Entries from a dataset of interfaces
═══
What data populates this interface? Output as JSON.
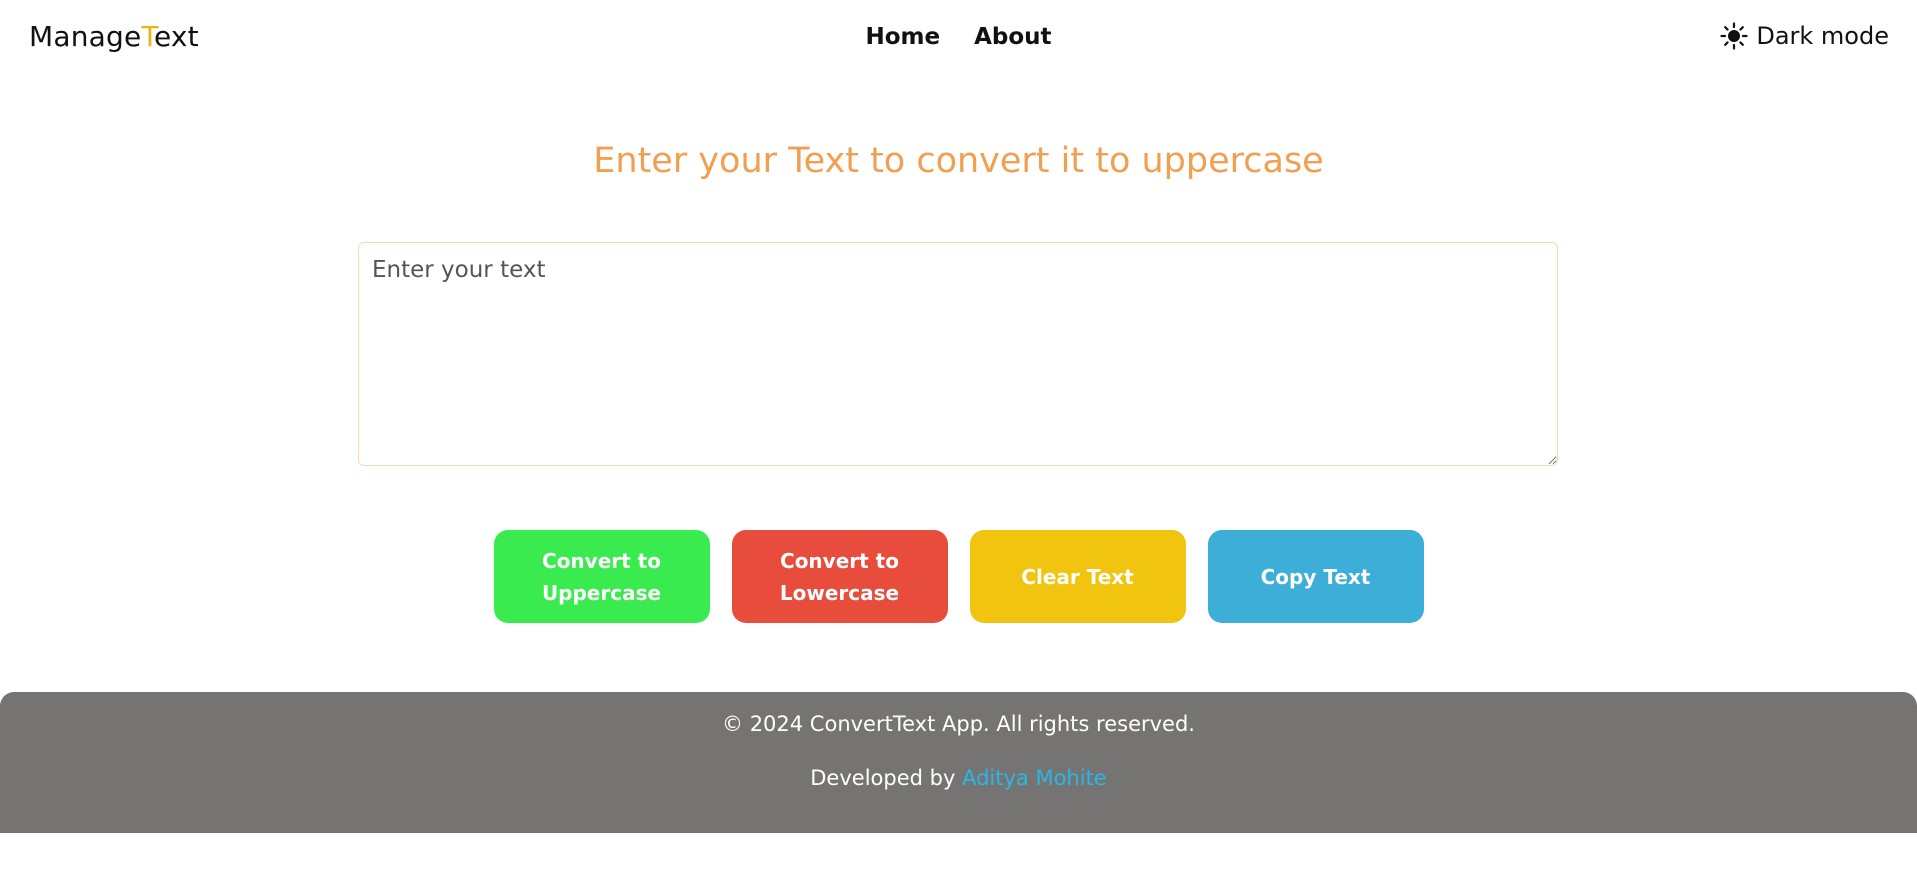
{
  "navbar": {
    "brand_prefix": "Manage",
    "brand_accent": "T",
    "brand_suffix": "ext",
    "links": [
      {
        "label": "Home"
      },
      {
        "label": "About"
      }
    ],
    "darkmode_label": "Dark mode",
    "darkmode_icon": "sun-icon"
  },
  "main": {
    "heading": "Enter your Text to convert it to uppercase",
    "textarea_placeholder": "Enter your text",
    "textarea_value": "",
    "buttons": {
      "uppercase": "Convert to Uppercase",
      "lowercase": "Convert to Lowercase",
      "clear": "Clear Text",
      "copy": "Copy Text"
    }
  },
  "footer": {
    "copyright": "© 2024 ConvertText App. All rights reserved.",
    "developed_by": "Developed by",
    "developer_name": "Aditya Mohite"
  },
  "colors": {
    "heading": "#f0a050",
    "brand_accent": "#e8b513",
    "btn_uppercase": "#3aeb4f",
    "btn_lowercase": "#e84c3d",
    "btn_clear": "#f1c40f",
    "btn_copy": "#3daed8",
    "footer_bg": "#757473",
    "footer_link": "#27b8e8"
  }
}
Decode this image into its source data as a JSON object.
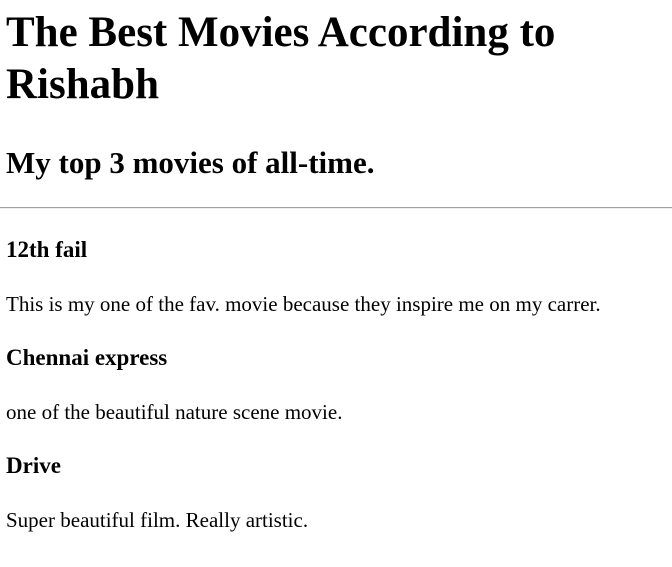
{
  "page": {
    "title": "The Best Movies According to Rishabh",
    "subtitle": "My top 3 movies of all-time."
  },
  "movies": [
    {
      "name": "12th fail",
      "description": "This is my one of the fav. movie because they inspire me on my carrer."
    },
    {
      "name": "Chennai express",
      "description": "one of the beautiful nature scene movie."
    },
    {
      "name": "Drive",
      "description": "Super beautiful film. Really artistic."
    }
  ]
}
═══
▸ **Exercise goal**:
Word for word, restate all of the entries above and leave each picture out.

▸ **Response**:
What data populates this interface? Output as JSON.
{
  "navbar": {
    "brand_prefix": "Manage",
    "brand_accent": "T",
    "brand_suffix": "ext",
    "links": [
      {
        "label": "Home"
      },
      {
        "label": "About"
      }
    ],
    "darkmode_label": "Dark mode",
    "darkmode_icon": "sun-icon"
  },
  "main": {
    "heading": "Enter your Text to convert it to uppercase",
    "textarea_placeholder": "Enter your text",
    "textarea_value": "",
    "buttons": {
      "uppercase": "Convert to Uppercase",
      "lowercase": "Convert to Lowercase",
      "clear": "Clear Text",
      "copy": "Copy Text"
    }
  },
  "footer": {
    "copyright": "© 2024 ConvertText App. All rights reserved.",
    "developed_by": "Developed by",
    "developer_name": "Aditya Mohite"
  },
  "colors": {
    "heading": "#f0a050",
    "brand_accent": "#e8b513",
    "btn_uppercase": "#3aeb4f",
    "btn_lowercase": "#e84c3d",
    "btn_clear": "#f1c40f",
    "btn_copy": "#3daed8",
    "footer_bg": "#757473",
    "footer_link": "#27b8e8"
  }
}
Decode this image into its source data as a JSON object.
{
  "page": {
    "title": "The Best Movies According to Rishabh",
    "subtitle": "My top 3 movies of all-time."
  },
  "movies": [
    {
      "name": "12th fail",
      "description": "This is my one of the fav. movie because they inspire me on my carrer."
    },
    {
      "name": "Chennai express",
      "description": "one of the beautiful nature scene movie."
    },
    {
      "name": "Drive",
      "description": "Super beautiful film. Really artistic."
    }
  ]
}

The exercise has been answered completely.